Task prompt: For the string "TzuyuChou", state how many lines of the data hold it. Give nothing besides the number.

The input:

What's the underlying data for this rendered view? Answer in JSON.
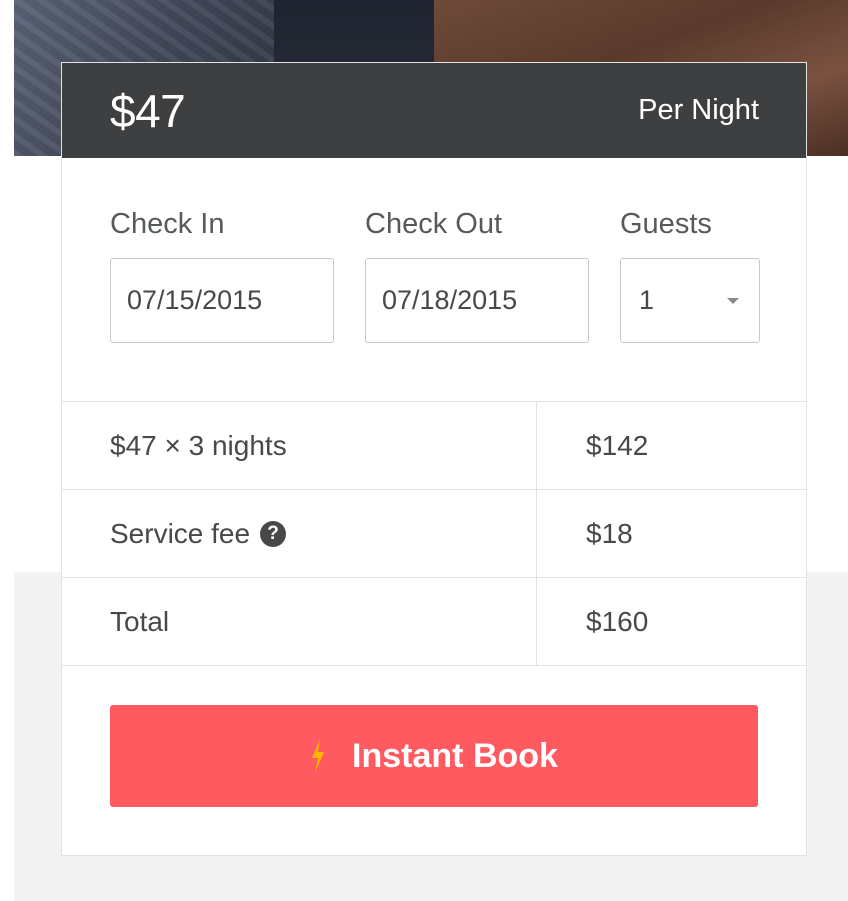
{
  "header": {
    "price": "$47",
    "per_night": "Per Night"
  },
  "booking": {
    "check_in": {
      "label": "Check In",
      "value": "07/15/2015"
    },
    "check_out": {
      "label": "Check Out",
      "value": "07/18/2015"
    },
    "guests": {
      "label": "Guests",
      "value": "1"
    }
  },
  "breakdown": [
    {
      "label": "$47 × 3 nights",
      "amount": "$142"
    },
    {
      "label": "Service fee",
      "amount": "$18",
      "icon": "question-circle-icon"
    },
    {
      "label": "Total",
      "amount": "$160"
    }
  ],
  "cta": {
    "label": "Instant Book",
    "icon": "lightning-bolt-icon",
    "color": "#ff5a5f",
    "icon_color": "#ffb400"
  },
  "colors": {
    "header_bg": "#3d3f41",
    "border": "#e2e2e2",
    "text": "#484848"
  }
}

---

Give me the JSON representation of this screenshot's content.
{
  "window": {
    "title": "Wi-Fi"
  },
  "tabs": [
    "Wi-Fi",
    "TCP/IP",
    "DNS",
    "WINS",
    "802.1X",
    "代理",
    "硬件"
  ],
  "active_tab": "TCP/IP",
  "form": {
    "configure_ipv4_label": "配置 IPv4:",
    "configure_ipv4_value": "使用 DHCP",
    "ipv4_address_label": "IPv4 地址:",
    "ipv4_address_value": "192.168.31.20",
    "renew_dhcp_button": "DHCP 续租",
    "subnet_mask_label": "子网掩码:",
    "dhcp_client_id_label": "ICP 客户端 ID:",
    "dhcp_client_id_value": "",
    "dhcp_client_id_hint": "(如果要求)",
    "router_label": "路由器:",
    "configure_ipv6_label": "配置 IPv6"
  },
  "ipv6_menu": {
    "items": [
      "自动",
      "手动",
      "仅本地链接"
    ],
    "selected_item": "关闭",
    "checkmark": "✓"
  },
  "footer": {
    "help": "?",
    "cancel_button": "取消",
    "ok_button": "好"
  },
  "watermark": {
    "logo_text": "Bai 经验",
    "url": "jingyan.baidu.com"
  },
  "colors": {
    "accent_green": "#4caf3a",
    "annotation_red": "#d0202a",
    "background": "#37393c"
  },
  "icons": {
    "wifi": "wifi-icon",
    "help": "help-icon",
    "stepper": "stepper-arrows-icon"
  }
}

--

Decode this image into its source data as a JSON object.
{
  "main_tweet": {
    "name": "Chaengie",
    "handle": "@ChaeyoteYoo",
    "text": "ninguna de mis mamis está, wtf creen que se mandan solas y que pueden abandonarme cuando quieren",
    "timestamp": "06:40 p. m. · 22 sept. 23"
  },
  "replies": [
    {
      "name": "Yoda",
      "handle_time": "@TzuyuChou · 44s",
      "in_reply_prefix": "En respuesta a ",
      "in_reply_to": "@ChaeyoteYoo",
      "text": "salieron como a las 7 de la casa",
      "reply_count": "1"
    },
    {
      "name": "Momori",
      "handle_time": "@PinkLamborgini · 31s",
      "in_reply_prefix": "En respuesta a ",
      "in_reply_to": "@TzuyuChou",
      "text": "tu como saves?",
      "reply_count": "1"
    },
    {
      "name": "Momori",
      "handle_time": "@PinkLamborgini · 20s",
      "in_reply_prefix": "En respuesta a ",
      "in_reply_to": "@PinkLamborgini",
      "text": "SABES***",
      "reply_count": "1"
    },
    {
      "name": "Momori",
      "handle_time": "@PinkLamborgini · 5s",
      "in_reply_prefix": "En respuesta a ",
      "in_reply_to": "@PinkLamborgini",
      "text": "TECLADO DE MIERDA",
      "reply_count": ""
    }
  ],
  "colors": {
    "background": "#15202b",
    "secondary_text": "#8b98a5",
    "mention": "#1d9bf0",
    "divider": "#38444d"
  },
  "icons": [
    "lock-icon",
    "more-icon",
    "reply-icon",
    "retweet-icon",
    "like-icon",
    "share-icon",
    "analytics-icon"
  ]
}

Solution to the exercise: 2